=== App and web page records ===

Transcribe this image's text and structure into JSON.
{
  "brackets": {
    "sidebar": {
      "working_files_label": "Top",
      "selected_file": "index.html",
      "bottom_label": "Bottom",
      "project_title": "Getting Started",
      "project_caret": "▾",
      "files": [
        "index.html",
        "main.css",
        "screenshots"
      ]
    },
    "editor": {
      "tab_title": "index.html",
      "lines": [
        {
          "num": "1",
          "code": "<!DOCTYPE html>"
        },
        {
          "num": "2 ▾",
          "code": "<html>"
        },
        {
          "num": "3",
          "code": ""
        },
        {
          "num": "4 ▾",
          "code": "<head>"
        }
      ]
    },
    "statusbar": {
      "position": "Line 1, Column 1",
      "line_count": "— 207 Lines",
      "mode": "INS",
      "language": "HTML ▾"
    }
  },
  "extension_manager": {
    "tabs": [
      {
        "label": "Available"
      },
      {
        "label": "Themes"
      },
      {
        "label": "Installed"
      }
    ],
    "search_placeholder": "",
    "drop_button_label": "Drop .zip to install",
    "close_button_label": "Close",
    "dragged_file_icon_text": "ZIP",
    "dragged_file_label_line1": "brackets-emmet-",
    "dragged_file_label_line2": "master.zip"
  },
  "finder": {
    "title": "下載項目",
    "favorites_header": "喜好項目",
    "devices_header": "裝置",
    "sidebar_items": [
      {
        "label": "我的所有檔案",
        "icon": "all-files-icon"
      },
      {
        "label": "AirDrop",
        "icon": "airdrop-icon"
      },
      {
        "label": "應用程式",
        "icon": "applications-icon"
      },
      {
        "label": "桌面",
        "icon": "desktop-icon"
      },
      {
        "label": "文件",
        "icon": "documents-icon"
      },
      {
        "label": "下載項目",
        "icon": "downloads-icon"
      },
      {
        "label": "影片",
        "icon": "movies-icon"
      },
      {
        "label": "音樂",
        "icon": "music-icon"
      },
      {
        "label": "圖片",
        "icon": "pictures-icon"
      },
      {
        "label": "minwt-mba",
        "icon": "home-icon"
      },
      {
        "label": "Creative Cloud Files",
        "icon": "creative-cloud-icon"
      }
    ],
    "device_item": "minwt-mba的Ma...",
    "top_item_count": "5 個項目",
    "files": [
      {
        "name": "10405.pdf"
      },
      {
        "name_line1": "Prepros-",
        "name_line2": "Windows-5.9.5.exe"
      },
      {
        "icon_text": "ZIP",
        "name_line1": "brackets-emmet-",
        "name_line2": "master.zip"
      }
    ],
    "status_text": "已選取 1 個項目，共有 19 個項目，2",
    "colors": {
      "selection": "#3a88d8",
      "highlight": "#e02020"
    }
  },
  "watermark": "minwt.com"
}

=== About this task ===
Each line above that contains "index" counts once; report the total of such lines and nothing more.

=== Written solution ===
3